Problem to solve:
An exact reproduction of the listing, minus the pictures, is the required output.

Provided records:
'''

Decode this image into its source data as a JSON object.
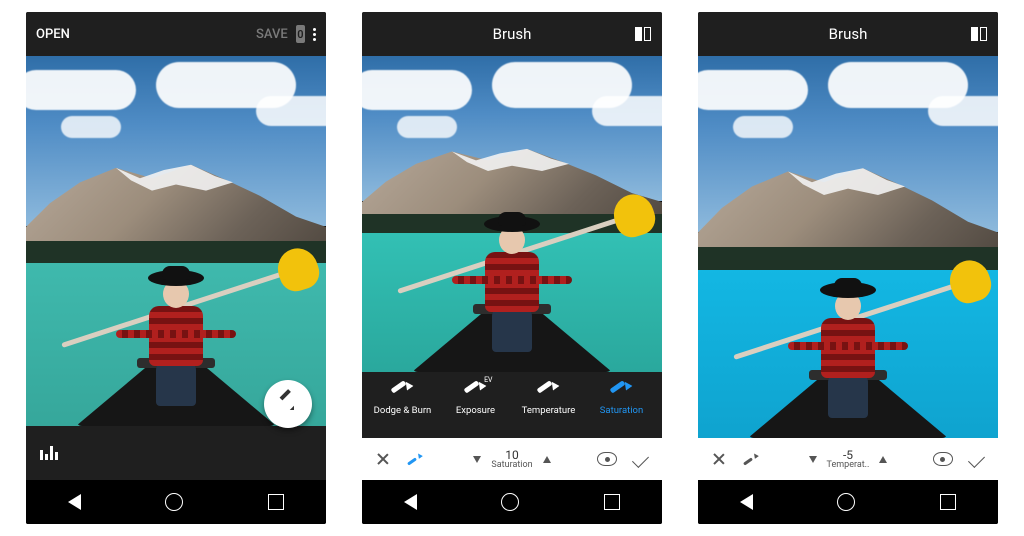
{
  "screen1": {
    "open_label": "OPEN",
    "save_label": "SAVE",
    "layer_count": "0"
  },
  "screen2": {
    "title": "Brush",
    "tools": {
      "dodge_burn": "Dodge & Burn",
      "exposure": "Exposure",
      "exposure_badge": "EV",
      "temperature": "Temperature",
      "saturation": "Saturation"
    },
    "control": {
      "value": "10",
      "label": "Saturation"
    }
  },
  "screen3": {
    "title": "Brush",
    "control": {
      "value": "-5",
      "label": "Temperat.."
    }
  }
}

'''

Written solution:
Decode this image into its source data as a JSON object.
{
  "screen1": {
    "open_label": "OPEN",
    "save_label": "SAVE",
    "layer_count": "0"
  },
  "screen2": {
    "title": "Brush",
    "tools": {
      "dodge_burn": "Dodge & Burn",
      "exposure": "Exposure",
      "exposure_badge": "EV",
      "temperature": "Temperature",
      "saturation": "Saturation"
    },
    "control": {
      "value": "10",
      "label": "Saturation"
    }
  },
  "screen3": {
    "title": "Brush",
    "control": {
      "value": "-5",
      "label": "Temperat.."
    }
  }
}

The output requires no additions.